In the coal-mining township of Maamba, Leonard is living with HIV/AIDS. He may know it. He may not. There is no HIV testing in this impoverished corner of southern Zambia, where health professionals fear that 30 to 40 per cent of the population could be infected but those who are rarely admit it.
Rather than AIDS, they have tuberculosis or skin disease or fungal infections. They acknowledge only the symptoms.
Leonard (not his real name) has TB and the Zambia Red Cross volunteer who cares for him monitors his medication and does all she can to ensure a proper diet. She must tread warily as she prepares to discuss his root problem.
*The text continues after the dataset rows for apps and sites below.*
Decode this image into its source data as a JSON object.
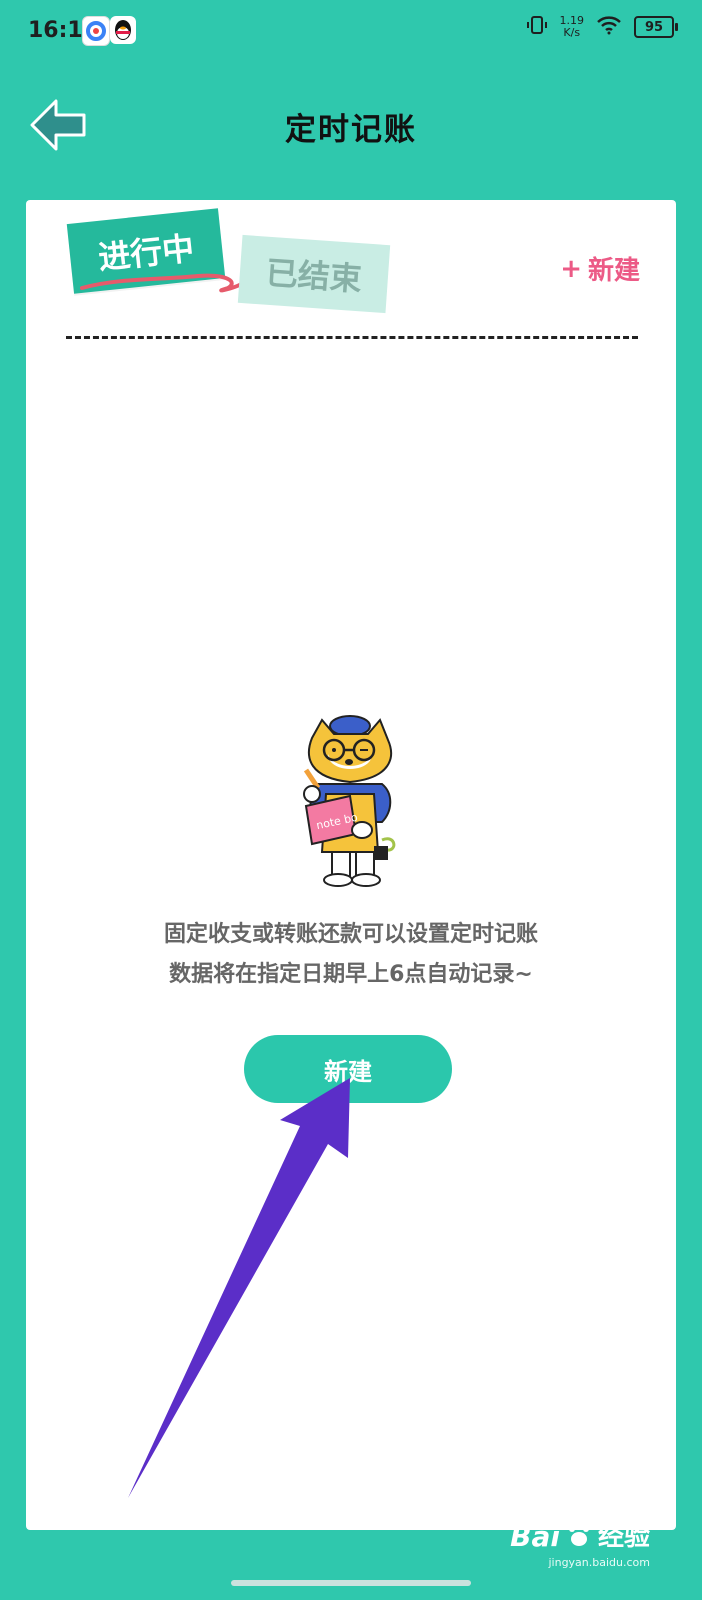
{
  "status_bar": {
    "time": "16:18",
    "net_speed_value": "1.19",
    "net_speed_unit": "K/s",
    "battery": "95"
  },
  "header": {
    "title": "定时记账",
    "back_icon": "arrow-left-icon"
  },
  "tabs": [
    {
      "label": "进行中",
      "active": true
    },
    {
      "label": "已结束",
      "active": false
    }
  ],
  "toolbar": {
    "new_label": "新建"
  },
  "empty_state": {
    "line1": "固定收支或转账还款可以设置定时记账",
    "line2": "数据将在指定日期早上6点自动记录~",
    "book_text": "note bo"
  },
  "primary_button": {
    "label": "新建"
  },
  "watermark": {
    "logo": "Bai",
    "text": "经验",
    "url": "jingyan.baidu.com"
  },
  "colors": {
    "background": "#2fc8ad",
    "accent": "#25b99c",
    "new_link": "#ec5a86",
    "annotation_arrow": "#5b2ec8"
  }
}
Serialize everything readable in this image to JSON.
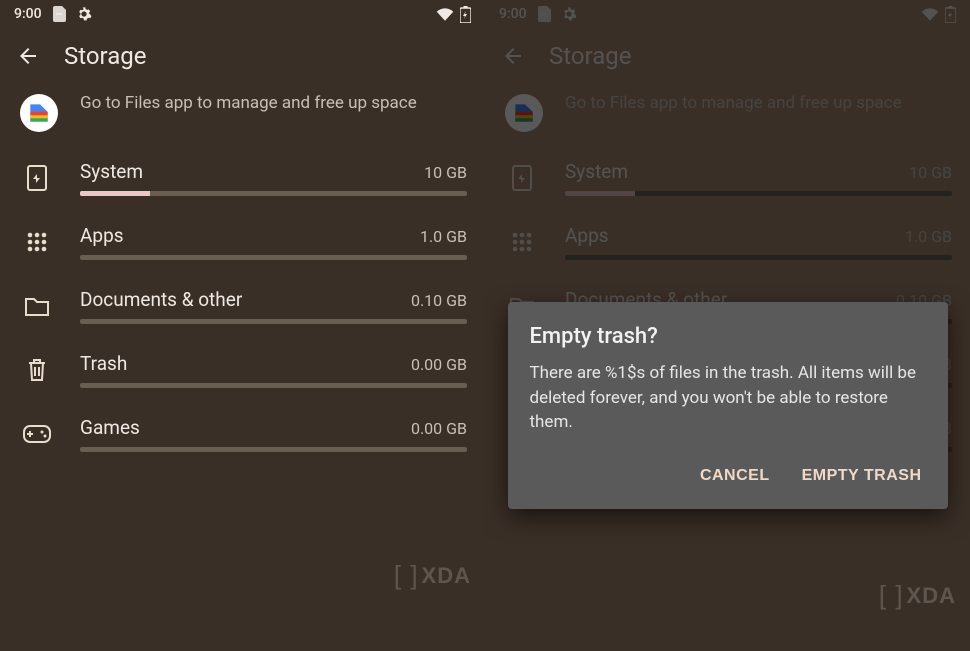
{
  "status": {
    "time": "9:00",
    "icons_left": [
      "no-sim-icon",
      "gear-icon"
    ],
    "icons_right": [
      "wifi-icon",
      "battery-icon"
    ]
  },
  "header": {
    "title": "Storage"
  },
  "files_hint": {
    "text": "Go to Files app to manage and free up space"
  },
  "categories": [
    {
      "icon": "system-icon",
      "name": "System",
      "size": "10 GB",
      "fill_pct": 18
    },
    {
      "icon": "apps-icon",
      "name": "Apps",
      "size": "1.0 GB",
      "fill_pct": 0
    },
    {
      "icon": "folder-icon",
      "name": "Documents & other",
      "size": "0.10 GB",
      "fill_pct": 0
    },
    {
      "icon": "trash-icon",
      "name": "Trash",
      "size": "0.00 GB",
      "fill_pct": 0
    },
    {
      "icon": "games-icon",
      "name": "Games",
      "size": "0.00 GB",
      "fill_pct": 0
    }
  ],
  "dialog": {
    "title": "Empty trash?",
    "body": "There are %1$s of files in the trash. All items will be deleted forever, and you won't be able to restore them.",
    "cancel": "CANCEL",
    "confirm": "EMPTY TRASH"
  },
  "watermark": "XDA"
}
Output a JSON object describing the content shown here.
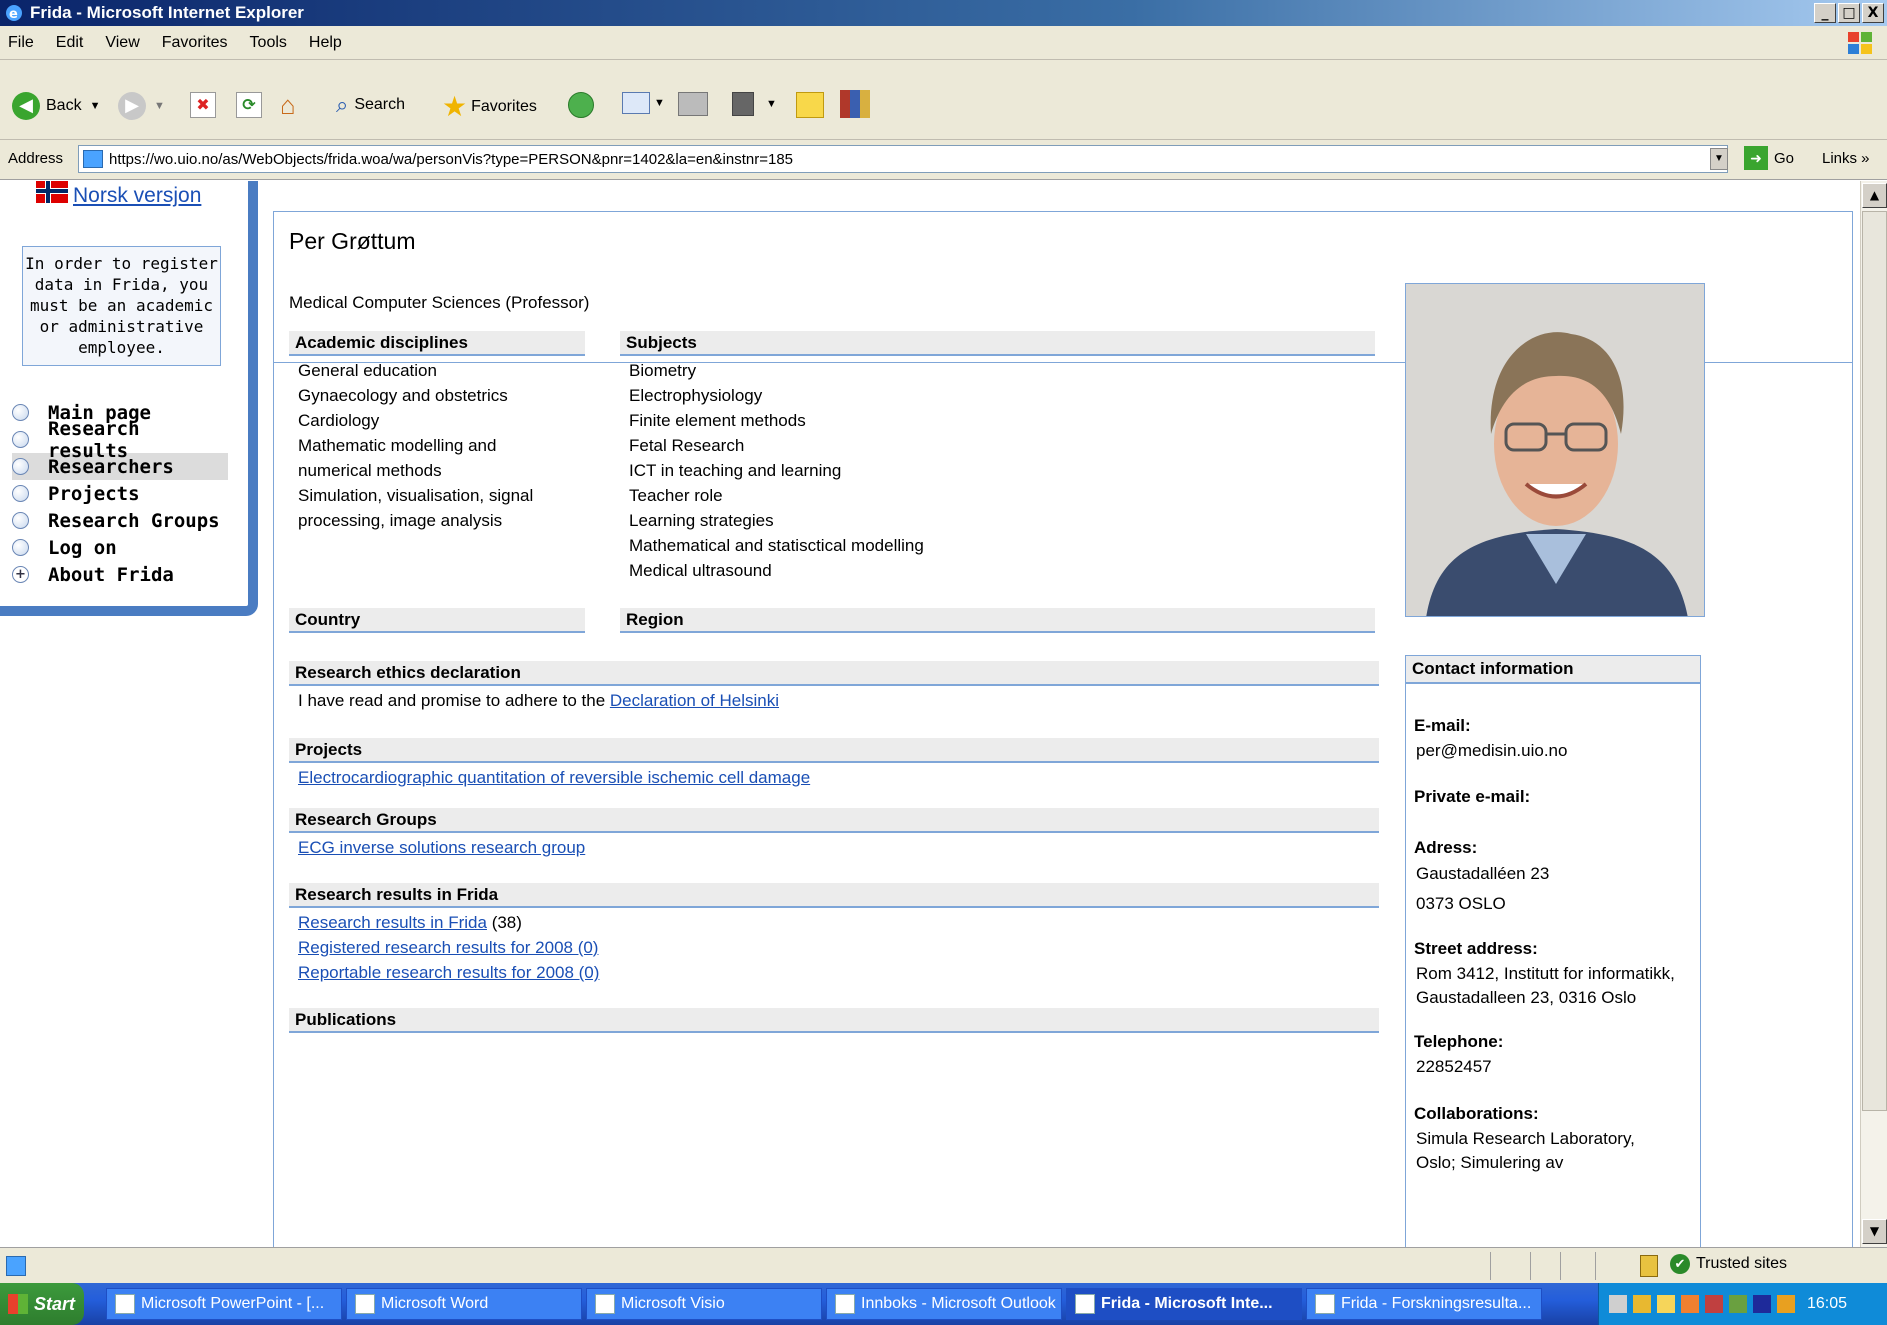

"You have to pick the right moment," says 39-year-old mother of five Phoebe Silungwe. "Wait for a mood that makes it possible." Leonard is an intelligent man and she believes he knows the truth already. He has, she thinks, been in denial but having won his trust she hopes he will himself now raise the question.
With 1.2 million Zambians known to be HIV positive, among them over 21 per cent of adults, Maamba reveals a parlous state of affairs, a sorry reflection on the political will and resources made available to fight the African pandemic.
Health facilities throughout the country are over-stretched and under-funded, and this district's needs go beyond support for testing and counselling. Essential drugs are sometimes missing. It isn't just life-saving anti-retroviral programmes, accessible to all in the wealthy world, which are out of reach. The supply of basic drugs needed to treat opportunistic disease can be interrupted.
At Maamba's 250-bed hospital, serving a district of 150,000 people, executive director Isaac Kasaro agonizes over budgets. "If we had a constant supply we could prolong life and ease the suffering," he argues. "The demand is so huge we run out of things and that endangers our patients' lives. At the moment we are out of the drug we use in TB relapse. There is none in this region and TB is the most widespread of all opportunistic diseases."
Since becoming ill in 1997, Leonard has relapsed three times and acquiring the drugs he needs has often been a struggle. When available, TB medication is free, but other drugs must be paid for. Doctors issue prescriptions and patients buy from private pharmacies. With the coal mining industry in serious decline and unemployment high, few can afford it and even if they can the district has no pharmacy. The nearest source of drugs is Lusaka, the Zambian capital, more than 400 kilometres away.
Help has come to Leonard from a Zambia Red Cross integrated home-based care programme, funded through the International Federation. The scheme supports 239 township households where someone is suffering from AIDS-related disease. Working closely with the hospital, which identifies the clients from clinical evidence, it provides medication and food, care and counselling, and has served as a pilot for Red Cross programmes elsewhere.
Growing steadily, it faces enormous needs. Dr Kasaro, who is social advisor to the Zambia Red Cross and a member of its national executive, spells it out. "I would say 40 per cent of the population this hospital covers are in need of home-based care. Right now the programme is limited to the 11,000 people of the township but it is imperative it reaches into the district." More care facilitators like Phoebe Silungwe are being trained, and plans formulated.
Less than a year in operation, the programme's immediate aim is to spread within a radius of five kilometres around the township. Margaret Siatwinda, the Red Cross project officer, says, "We are moving as fast as resources allow. The farther away the villages are, the worse the situation, the harder it is for people to cope."
The truth is there is no health care for many rural people. They can walk for hours to reach the nearest clinic, which is understaffed, often with poorly trained people, and poorly stocked with medication. Some dispense little more than aspirin. There is no outreach service and the sick and immobile are frequently left to their own devices. The government has attempted to widen health-care access by decentralizing services, but the need is overwhelming.
Meanwhile, Leonard struggles even in the township and he calls the Red Cross programme "manna from heaven". Without it not only he, but his family, would be in more dire straits.
Poverty bites. Soon after falling ill in 1997 he was made redundant from the failing mine. One day he had a well-paid job, the next day no income because the mine could not afford redundancy payment. The government has shouldered the burden but only advances a small amount from time to time. Leonard and his wife have seven children to feed, clothe and educate and it is doubtful that they can manage much longer.
Red Cross coverage of other needs does ease the burden. Besides the medicines and vitamins he needs, food from the International Federation's Southern Africa Food Security Operation is a vital component of the Red Cross programme.
People living with AIDS are among the most vulnerable of the three million Zambians needing assistance in the continent's enduring food crisis. Good nutrition is essential to resist the illness, and ward off early death, and without food even the taking of medicine is difficult. "When you don't eat, the drugs make you sick," Leonard says.
Some people cannot face it and interrupt their treatment. Margaret Siatwinda reports that since food was introduced to the programme, clients have retained better health, and early death is less frequent.
A long struggle lies ahead, one that calls for the introduction to Maamba of HIV testing and counselling. "There is tremendous ignorance here of who is infected," says Siatwinda. "For people to be helped, and to protect their loved ones, they have to know what is wrong with them."